Desensitising a puppy to grooming
Here I show how you can start to desensitise a young pup to being groomed. It’s all about starting when they are young (ideally before 12 weeks), and using the clicker and food rewards to keep pup distracted while you introduce grooming experiences such as brushing, handling the tail and nails etc. In the very early stages, you just click and reward as they accept you touching and handling different parts of their body – back, ears, mouth, feet etc. Then you gradually introduce tools like a brush or nail clippers, always starting slow and click and rewarding continuously if she handles the touch without reacting too much.
Treating existing sensitivity to grooming in older dogs
If you have an older dog that already dislikes being groomed, the technique is a bit different. You will still use the clicker and high value food rewards, but you’ll need to go much more slowly.
- First, introduce the clicker if you haven’t already and use it to teach some basic commands such as Sit and Down so your dog understands how the clicker works and what it means. Check out this blog on how to introduce a clicker.
- Ensure your dog is nice and hungry for this training. Skip breakfast and use high value food rewards!
- Clip your dog up to a clip station to keep her in one place (or put smaller dogs up on a table). Start by doing some Sit and Zen Down commands using the clicker and food rewards to get her focused on you and the treats, and in a calm learning state.
- Begin by patting your dog gently as you click and reward, with the grooming tool such as a brush sitting nearby

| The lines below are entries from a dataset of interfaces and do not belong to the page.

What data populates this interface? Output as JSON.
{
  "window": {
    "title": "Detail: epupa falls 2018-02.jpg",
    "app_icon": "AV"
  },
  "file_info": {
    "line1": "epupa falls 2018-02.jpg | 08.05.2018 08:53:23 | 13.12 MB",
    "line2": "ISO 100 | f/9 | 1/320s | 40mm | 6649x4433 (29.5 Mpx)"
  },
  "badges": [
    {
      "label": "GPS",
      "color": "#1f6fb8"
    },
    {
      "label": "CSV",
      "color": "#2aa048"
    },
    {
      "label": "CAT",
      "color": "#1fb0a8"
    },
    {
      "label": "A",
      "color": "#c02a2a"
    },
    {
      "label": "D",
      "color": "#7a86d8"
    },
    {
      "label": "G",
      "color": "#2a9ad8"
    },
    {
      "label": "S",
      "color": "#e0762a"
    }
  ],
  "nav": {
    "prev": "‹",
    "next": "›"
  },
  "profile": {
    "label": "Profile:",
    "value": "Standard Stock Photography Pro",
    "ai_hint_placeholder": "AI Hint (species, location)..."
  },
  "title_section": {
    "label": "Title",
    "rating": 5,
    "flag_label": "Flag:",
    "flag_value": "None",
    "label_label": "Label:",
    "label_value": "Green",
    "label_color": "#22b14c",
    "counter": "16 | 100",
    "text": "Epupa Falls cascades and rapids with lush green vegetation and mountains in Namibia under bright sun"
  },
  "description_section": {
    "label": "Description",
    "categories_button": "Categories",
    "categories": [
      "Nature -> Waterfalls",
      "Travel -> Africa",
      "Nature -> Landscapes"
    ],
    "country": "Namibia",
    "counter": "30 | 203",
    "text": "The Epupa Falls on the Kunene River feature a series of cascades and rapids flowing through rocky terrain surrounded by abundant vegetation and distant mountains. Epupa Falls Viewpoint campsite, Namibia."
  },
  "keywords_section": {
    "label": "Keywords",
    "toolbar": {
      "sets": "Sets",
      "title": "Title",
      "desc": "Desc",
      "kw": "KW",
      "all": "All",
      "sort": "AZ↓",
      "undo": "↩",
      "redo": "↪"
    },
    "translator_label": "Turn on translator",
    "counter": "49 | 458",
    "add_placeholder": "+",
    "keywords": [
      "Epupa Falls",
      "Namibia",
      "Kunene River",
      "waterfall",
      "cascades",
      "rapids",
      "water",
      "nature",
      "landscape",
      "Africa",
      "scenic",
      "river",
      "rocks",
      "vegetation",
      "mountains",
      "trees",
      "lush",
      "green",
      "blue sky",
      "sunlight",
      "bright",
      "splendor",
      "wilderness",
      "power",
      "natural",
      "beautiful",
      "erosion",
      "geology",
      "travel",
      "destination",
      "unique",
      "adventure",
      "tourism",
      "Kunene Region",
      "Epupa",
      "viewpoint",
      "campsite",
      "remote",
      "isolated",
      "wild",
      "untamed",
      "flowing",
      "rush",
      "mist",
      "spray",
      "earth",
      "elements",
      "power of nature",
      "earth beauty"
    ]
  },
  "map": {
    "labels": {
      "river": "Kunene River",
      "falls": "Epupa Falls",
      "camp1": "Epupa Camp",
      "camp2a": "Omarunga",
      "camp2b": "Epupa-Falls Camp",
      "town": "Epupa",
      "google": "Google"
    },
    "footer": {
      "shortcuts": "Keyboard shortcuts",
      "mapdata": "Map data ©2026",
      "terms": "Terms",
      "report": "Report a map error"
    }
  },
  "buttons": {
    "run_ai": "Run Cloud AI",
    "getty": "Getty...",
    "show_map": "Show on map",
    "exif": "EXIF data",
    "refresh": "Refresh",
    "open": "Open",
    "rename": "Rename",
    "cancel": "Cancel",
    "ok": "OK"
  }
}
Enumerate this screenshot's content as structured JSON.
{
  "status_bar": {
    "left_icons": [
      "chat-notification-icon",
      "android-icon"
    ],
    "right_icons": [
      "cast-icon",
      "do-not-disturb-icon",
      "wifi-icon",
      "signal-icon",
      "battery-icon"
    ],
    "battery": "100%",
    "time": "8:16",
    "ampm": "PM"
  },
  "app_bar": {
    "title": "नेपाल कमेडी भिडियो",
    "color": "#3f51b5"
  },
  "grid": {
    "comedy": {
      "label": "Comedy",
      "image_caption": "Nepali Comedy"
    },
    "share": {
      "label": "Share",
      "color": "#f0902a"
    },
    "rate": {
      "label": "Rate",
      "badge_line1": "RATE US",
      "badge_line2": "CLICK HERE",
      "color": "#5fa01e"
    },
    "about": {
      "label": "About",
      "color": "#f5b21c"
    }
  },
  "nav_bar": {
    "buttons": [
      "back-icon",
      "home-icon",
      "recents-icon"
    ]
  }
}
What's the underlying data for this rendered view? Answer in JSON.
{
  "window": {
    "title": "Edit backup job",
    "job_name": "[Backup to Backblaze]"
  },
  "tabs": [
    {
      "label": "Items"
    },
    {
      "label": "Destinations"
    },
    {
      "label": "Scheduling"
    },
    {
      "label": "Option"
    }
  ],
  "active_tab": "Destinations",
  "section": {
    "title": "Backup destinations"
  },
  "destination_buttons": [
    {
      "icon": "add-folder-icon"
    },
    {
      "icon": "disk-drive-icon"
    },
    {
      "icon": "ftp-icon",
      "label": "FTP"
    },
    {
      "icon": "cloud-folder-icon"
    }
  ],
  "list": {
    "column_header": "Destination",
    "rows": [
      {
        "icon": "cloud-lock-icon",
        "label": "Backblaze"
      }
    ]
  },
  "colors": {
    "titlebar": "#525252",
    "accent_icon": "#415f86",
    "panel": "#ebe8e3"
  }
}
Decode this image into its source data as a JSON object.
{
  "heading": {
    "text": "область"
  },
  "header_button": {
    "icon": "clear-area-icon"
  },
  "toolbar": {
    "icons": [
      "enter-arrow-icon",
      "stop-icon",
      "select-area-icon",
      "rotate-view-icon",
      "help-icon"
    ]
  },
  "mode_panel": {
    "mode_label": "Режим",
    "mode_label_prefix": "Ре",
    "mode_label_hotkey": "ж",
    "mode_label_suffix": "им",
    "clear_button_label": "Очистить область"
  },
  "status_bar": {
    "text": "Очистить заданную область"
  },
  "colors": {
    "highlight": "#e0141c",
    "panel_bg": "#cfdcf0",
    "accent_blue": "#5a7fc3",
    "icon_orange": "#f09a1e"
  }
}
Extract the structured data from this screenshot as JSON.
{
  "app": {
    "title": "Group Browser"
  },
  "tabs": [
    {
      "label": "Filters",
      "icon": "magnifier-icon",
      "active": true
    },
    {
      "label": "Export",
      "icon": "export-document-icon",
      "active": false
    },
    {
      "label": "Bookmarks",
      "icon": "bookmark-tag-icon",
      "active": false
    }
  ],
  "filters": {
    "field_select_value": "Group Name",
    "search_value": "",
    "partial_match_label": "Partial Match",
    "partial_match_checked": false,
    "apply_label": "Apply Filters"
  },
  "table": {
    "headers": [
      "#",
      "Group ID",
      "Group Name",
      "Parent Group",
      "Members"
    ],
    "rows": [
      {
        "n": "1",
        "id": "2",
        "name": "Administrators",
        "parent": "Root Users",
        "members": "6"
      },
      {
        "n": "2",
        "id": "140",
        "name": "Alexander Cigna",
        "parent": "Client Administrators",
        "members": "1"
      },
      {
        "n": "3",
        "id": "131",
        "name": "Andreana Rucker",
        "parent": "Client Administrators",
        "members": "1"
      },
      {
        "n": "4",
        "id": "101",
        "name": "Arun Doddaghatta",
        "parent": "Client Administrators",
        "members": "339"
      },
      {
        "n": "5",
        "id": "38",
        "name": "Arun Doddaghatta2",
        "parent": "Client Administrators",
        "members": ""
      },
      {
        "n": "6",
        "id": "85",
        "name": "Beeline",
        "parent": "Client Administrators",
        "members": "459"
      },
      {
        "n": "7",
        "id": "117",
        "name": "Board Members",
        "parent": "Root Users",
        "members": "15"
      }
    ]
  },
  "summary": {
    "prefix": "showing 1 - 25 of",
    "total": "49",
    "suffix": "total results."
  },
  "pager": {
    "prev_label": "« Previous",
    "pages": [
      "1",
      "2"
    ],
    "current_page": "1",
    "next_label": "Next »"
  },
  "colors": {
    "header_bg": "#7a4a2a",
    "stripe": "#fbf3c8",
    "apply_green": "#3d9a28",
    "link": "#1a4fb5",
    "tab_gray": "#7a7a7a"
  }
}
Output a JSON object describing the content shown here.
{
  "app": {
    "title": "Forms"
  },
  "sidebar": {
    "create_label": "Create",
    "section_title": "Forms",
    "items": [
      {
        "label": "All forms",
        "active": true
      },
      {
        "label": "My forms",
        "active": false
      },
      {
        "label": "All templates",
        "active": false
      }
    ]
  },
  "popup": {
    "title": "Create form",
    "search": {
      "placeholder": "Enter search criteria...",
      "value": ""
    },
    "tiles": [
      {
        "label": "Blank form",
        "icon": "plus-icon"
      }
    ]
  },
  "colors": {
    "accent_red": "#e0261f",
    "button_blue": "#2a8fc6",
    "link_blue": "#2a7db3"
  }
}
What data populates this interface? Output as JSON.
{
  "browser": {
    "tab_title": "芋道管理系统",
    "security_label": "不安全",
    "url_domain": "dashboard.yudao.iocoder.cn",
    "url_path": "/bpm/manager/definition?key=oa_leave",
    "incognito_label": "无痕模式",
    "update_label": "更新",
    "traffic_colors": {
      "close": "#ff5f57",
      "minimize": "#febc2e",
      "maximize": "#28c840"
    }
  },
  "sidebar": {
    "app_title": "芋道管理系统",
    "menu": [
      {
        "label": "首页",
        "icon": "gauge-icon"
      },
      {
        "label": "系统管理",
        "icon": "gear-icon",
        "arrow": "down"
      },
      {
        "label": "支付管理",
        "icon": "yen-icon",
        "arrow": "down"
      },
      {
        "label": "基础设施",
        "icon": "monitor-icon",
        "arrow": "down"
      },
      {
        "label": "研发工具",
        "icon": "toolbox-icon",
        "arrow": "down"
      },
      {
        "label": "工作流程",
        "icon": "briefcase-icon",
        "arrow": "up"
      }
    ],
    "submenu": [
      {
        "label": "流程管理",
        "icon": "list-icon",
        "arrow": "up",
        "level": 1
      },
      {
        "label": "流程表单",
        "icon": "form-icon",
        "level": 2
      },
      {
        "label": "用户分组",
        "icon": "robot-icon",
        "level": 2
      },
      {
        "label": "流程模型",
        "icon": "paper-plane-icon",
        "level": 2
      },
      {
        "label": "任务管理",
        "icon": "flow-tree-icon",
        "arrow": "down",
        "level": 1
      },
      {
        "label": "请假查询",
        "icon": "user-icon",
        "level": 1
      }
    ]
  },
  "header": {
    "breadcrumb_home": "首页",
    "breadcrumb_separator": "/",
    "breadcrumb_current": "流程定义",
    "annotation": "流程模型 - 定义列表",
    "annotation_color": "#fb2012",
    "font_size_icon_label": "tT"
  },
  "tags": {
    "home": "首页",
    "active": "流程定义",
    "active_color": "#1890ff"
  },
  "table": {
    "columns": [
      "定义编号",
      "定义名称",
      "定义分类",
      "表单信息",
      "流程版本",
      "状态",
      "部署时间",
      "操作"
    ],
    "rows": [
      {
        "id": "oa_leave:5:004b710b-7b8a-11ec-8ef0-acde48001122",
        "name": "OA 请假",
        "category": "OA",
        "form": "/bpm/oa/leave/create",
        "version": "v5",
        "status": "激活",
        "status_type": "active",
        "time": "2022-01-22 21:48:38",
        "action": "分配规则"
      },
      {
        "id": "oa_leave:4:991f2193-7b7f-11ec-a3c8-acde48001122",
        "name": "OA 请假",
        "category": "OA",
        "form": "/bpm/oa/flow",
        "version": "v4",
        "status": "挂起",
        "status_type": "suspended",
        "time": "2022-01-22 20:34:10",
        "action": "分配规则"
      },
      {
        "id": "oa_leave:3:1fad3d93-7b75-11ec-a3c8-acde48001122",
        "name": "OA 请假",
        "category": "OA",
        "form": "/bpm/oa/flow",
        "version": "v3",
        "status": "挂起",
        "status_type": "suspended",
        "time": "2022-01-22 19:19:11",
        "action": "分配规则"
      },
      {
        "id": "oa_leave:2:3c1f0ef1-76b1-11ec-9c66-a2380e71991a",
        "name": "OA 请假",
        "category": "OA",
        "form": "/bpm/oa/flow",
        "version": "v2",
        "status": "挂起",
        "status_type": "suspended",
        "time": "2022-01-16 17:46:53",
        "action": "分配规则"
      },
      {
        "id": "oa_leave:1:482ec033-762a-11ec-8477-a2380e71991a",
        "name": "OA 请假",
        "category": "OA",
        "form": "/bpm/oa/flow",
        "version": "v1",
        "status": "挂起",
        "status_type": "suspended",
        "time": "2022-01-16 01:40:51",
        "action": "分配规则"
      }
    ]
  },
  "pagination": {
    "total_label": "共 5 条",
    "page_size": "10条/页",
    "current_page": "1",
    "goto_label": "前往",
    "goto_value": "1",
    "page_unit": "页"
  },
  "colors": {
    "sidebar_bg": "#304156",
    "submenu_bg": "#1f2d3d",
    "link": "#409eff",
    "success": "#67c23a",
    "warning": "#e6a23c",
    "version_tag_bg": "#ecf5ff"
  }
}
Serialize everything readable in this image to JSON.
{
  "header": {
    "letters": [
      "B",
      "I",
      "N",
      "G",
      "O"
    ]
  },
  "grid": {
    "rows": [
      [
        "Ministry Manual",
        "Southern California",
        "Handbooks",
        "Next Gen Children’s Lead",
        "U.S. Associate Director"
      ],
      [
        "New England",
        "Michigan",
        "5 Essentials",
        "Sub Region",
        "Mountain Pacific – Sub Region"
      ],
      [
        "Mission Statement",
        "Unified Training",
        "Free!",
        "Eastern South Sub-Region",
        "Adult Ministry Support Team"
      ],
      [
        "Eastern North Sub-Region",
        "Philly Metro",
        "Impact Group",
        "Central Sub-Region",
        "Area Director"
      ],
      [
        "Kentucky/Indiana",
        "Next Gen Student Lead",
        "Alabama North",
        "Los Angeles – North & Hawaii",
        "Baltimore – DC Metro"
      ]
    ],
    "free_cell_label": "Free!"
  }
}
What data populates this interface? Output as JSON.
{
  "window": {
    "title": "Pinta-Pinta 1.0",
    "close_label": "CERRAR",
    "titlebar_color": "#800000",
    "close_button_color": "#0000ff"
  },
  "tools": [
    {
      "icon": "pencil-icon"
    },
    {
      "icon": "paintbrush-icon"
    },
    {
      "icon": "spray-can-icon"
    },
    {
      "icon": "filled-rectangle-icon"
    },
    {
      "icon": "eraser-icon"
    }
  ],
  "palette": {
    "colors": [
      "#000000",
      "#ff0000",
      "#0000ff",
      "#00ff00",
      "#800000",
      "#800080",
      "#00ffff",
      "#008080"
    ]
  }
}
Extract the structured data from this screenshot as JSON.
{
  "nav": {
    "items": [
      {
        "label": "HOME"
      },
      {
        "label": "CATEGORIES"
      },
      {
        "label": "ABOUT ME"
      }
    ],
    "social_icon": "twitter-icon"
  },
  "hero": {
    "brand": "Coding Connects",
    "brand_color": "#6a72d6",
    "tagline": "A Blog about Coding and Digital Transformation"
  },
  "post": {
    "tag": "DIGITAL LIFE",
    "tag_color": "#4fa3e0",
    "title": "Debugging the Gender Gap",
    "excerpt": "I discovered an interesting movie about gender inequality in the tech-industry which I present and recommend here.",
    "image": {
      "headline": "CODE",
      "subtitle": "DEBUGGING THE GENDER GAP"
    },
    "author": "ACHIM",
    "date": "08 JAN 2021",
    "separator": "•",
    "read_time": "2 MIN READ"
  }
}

- Then begin to brush your dog with the back of the brush, not the bristles, starting on the chest area as this is the least intimidating. Click and reward for relaxed, non-vocal responses. Move to the back area if your dog is coping well.
- Gradually move to brushing lightly with the bristles, always clicking and rewarding your dog if she is quiet.
- Gradually begin to brush more vigorously as you click and reward.
- Always wait until your dog is coping and accepting treats before moving to the next stage. You’ll need to work at the edge of your dog’s comfort level, so she may be a bit uncomfortable as you progress but if she’s accepting treats, then she’s coping. If she stops taking treats, move back a step.
- Some dogs do well if you groom them in the bath or shower, and smear peanut butter on the wall for them to lick off as you do it. Or you can buy a Lickimat!
Use the same technique when desensitising your dog to having their nails clipped.
Start with some calming Zen Down and Sit commands using a clicker and food rewards
- Click and reward your dog as you handle their paws and nails, initially without the clippers
- Then do the same with the clippers nearby and in sight, but still don’t use them
- Then touch your dog’s paws and nails with the clippers as you continue to click and reward with high value treats. Don’t yet actually clip the nails, just touch the nail clippers to their paw and nails area
- When your dog is coping well with this, begin to do some very gentle clipping – only clip the very thinnest tip so there is no chance you’ll hurt your dog. Click and reward as you go.
- You may do this over a few different sessions to gradually ease your dog into it, particularly if your dog is already reactive to even the sight of the nail clippers
If your dog is seriously phobic or sensitive, our Virtual Dog School covers desensitisation training in greater detail, including how to get your dog in a Learning State so that she is focused enough to progress with this training. To learn more, click here.